 12.   Pattern and Practice of a Diocese: Although the written records supplied do not reflect the total history of sexual activity of priests in the Burlington Diocese or the bishops’ complete knowledge and awareness of celibate violations including the sexual abuse of minors, what is available is valuable.  It is extremely important for the prevention of sexual abuse of minors by Roman Catholic clergy to understand how diocesan and religious order authorities received and responded to all the complaints of sexual misbehavior. I have frequently been summarily dismissed when I have relayed reports of abuse to church officials in other areas.

The documents of the Diocese of Burlington reveal a history of neglect and at times complete disregard for the welfare of minors and others who were sexually assaulted and abused by its clergy. This history is no better or worse than other dioceses or religious orders. It is only one example. We can all learn and profit from understanding the facts and the pressures under which priests are asked to serve their people.

The basic structure of clerical culture and education still exists. We will continue to analyze the data about celibate performance and sexual abuse from the official records already we have on hand with the hope that knowledge will lead to action.

The Visitation of United States’ seminaries has not made any difference in the education for celibacy of clergy. The corruption of clerical life comes from the top down. The attitudes, atmospheres, and behaviors of superiors, seminary faculties, chancery offices, and bishops all contribute to the deterioration of Christian ideals and behavior. There is little evidence that these factors have changed since 2002.

The actions of the bishops and religious superiors in the United States so far (2009) have largely been window dressing. Lay Catholics, the likes of Frank Keating former Governor of Oklahoma and Chief Justice Anne Burke of Illinois, who have been intimately involved in the public efforts of the USCCB to deal with the scandal, have declared as much. Image and the avoidance of scandal are still the motivating factors that drive church action. In addition the sexual double life of a certain number of highly placed clergy is assiduously protected from public view at any cost. Obedience and conformity are the pillars of resistance to change. Fundamental reform—real change in attitude and behavior within the clerical culture—has yet to come. Already 30 percent of men and women brought up Catholic have walked away from the Church—but not from Christ

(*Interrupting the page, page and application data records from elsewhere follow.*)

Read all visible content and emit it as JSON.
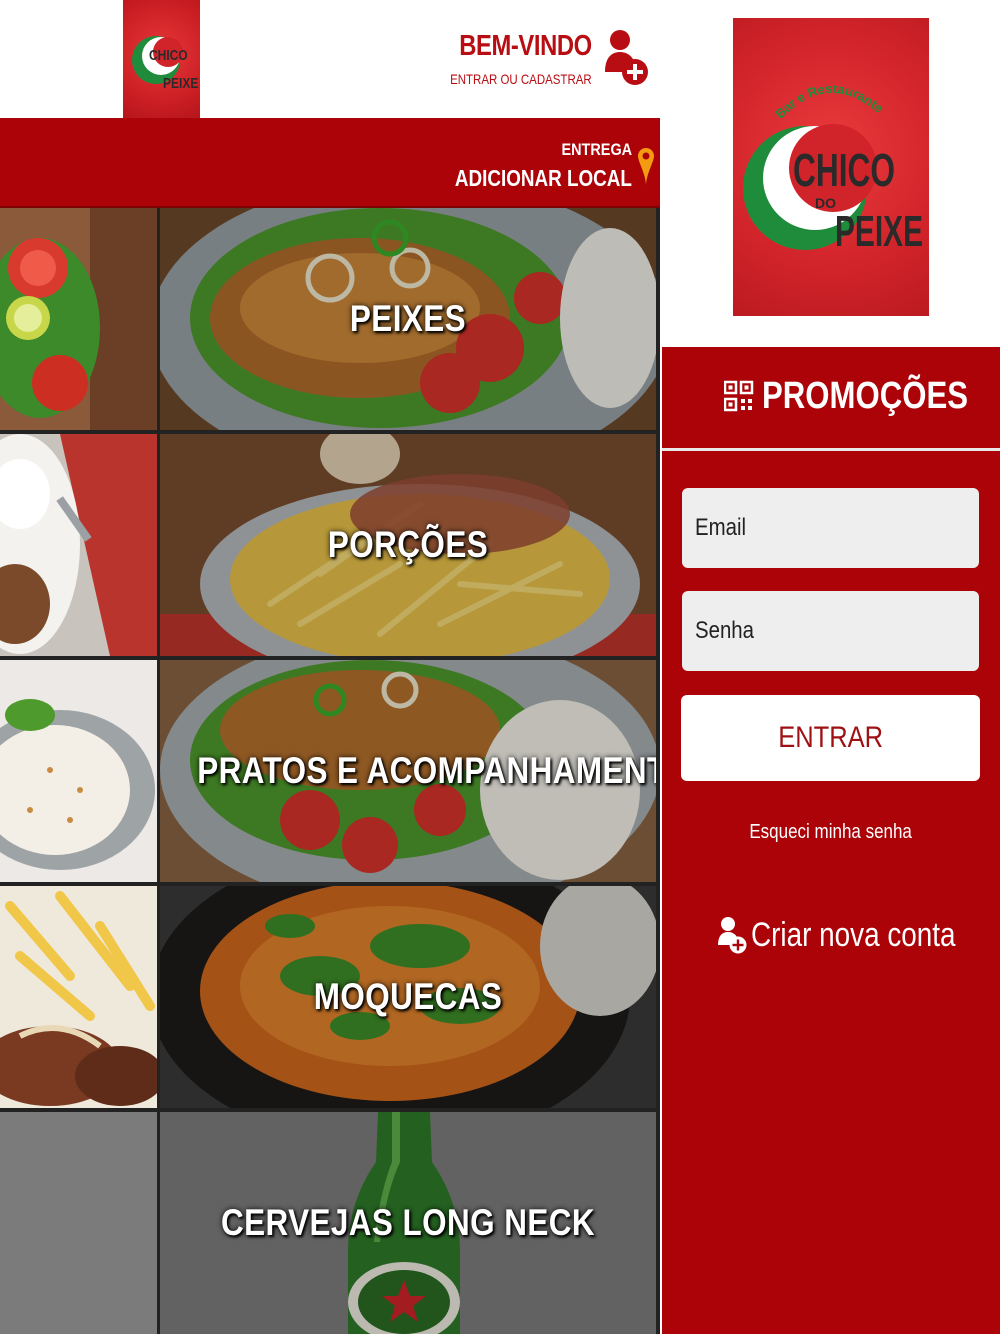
{
  "header": {
    "logo_alt": "Chico do Peixe",
    "welcome_title": "BEM-VINDO",
    "welcome_subtitle": "ENTRAR OU CADASTRAR",
    "account_icon": "add-user-icon"
  },
  "delivery": {
    "label": "ENTREGA",
    "location_action": "ADICIONAR LOCAL",
    "icon": "map-pin-icon"
  },
  "categories": [
    {
      "label": "PEIXES"
    },
    {
      "label": "PORÇÕES"
    },
    {
      "label": "PRATOS E ACOMPANHAMENTO"
    },
    {
      "label": "MOQUECAS"
    },
    {
      "label": "CERVEJAS LONG NECK"
    }
  ],
  "logo": {
    "tagline": "Bar e Restaurante",
    "name_line1": "CHICO",
    "name_line2": "DO",
    "name_line3": "PEIXE"
  },
  "login": {
    "promo_label": "PROMOÇÕES",
    "promo_icon": "qr-code-icon",
    "email_placeholder": "Email",
    "password_placeholder": "Senha",
    "submit_label": "ENTRAR",
    "forgot_label": "Esqueci minha senha",
    "create_account_label": "Criar nova conta",
    "create_account_icon": "add-user-icon"
  },
  "colors": {
    "brand_red": "#ab0308",
    "text_red": "#b80d12",
    "orange_pin": "#f39c12",
    "logo_green": "#1f8c3b"
  }
}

Cf. also A Review of Abuse from Church Files on this site under Forensic